Submitted to: Journal of Environmental Science
Publication Type: Peer Reviewed Journal
Publication Acceptance Date: 1/11/2010
Publication Date: 2/11/2010
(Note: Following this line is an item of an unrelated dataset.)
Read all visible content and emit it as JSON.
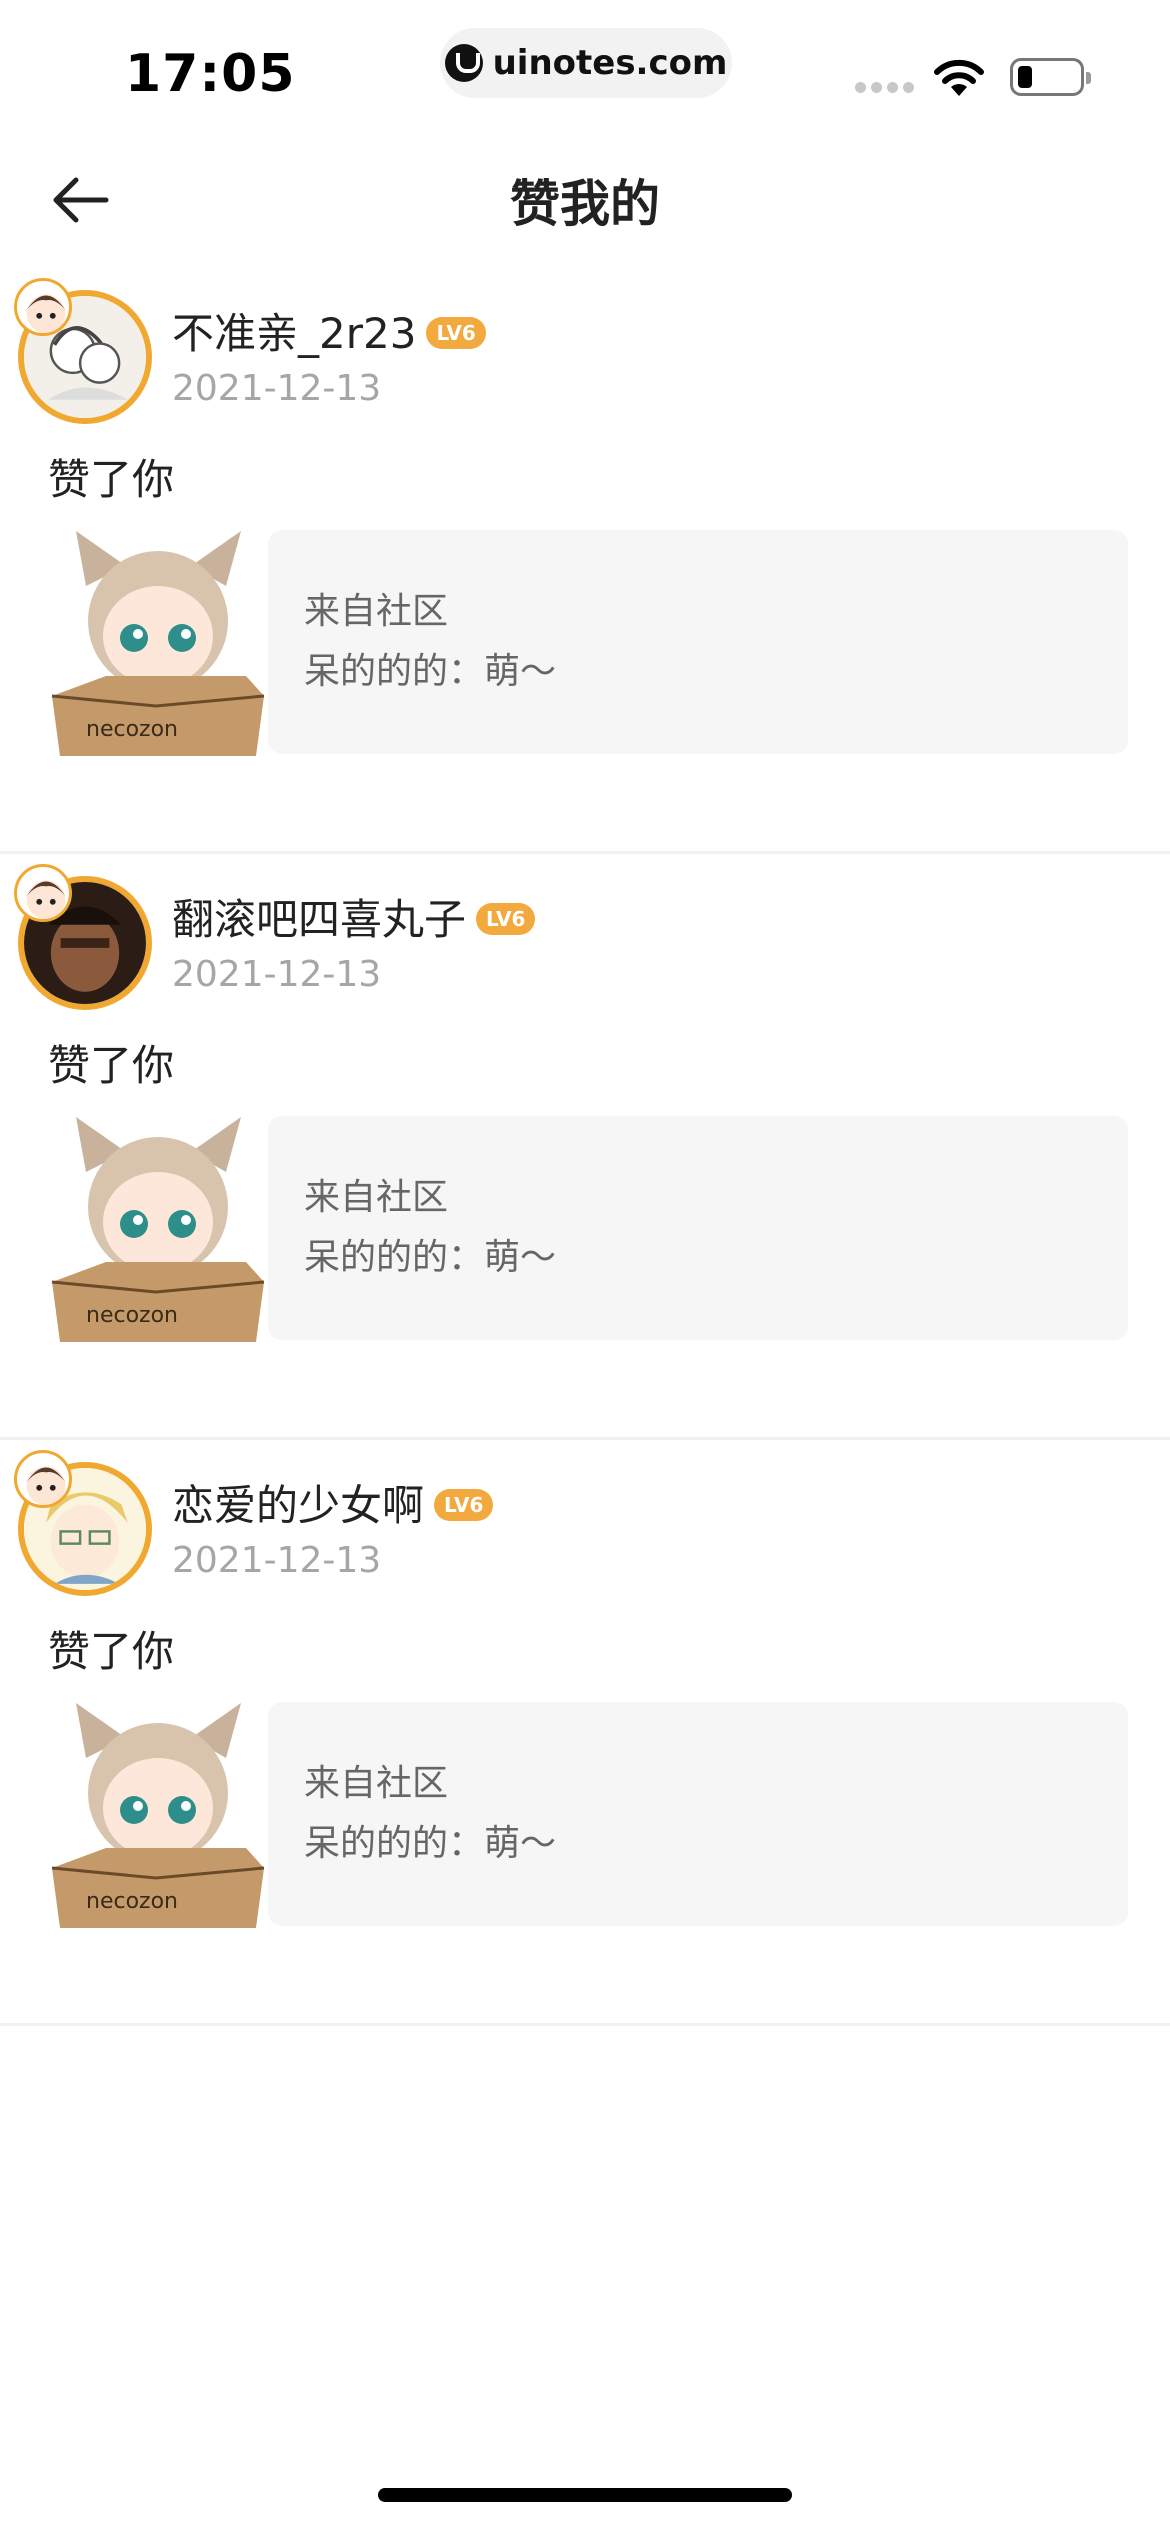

Citation: Ryu, J., S. Gao, and K.K. Tanji. 2010. Speciation and behavior of arsenic in evaporation basins, California, USA. Environ Earth Sci. DOI 10.1007/s12665-010-0473-y. Available at: http://www.springerlink.com/content/k2m2r1346127604t/fulltext.pdf. Interpretive Summary: With the semi-arid climate and shallow ground water table, agricultural production in the Westside of San Joaquin Valley and the hydrologically closed Tulare Basin in California depends on both irrigation and subsurface drainage. Without the out-of-valley option, most drainage water has been disposed into constructed evaporation basins (or ponds). Selenium accumulation in pond waters has caused most attention because of its potential toxicity to water birds. Arsenic accumulation in the ponds has also raised concerns because of its properties. This research was conducted to investigate arsenic behavior after disposal into an evaporation basin facility by examining arsenic speciation in water and sediment samples along the water flow path as well as spatial changes. The data are essential for better understanding of arsenic fate in the system and for evaluation of future drainage disposal strategies.
Technical Abstract: Disposal of saline subsurface drainage waters from croplands into evaporation basins (or ponds) in the San Joaquin Valley of California causes excessive accumulation of salts and elevated concentrations of arsenic (As), a potentially high risk element with little information about its fate, in the agricultural evaporation ponds. We examined dissolved As concentration, speciation, and distribution in waters as well as As fractionation in sediments in the 10-cell South Evaporation Basin for better understanding of processes and conditions affecting As transformations and fate in a specific drainage disposal facility. The increase of total dissolved As concentrations were observed with higher Cl- and electric conductivity along flow path indicating that evaporation was an important factor regulating total dissolved As concentration. The increases of reduced As species such as arsenite [As(III)] and organic As (monomethylarsonic acid and dimethylarsinic acid) were found towards the terminal flow pathway. However, arsenate [As(V)], the oxidized species remained greater than 67% of total dissolved As in all cell waters. Sequential extractions of sediments indicated that reducing conditions may influence As behavior in sediments to be more soluble and exchangeable. Arsenic association with oxides was appreciable only under oxidizing condition. Carbonate minerals played an important role in immobilizing As into the sediments under alkaline condition and a broad range of redox conditions. However, these sink mechanisms did not significantly reduce As concentrations in the cell waters. The reducing condition facilitated by high concentration of organic matter might be a major factor for the increase in As mobility.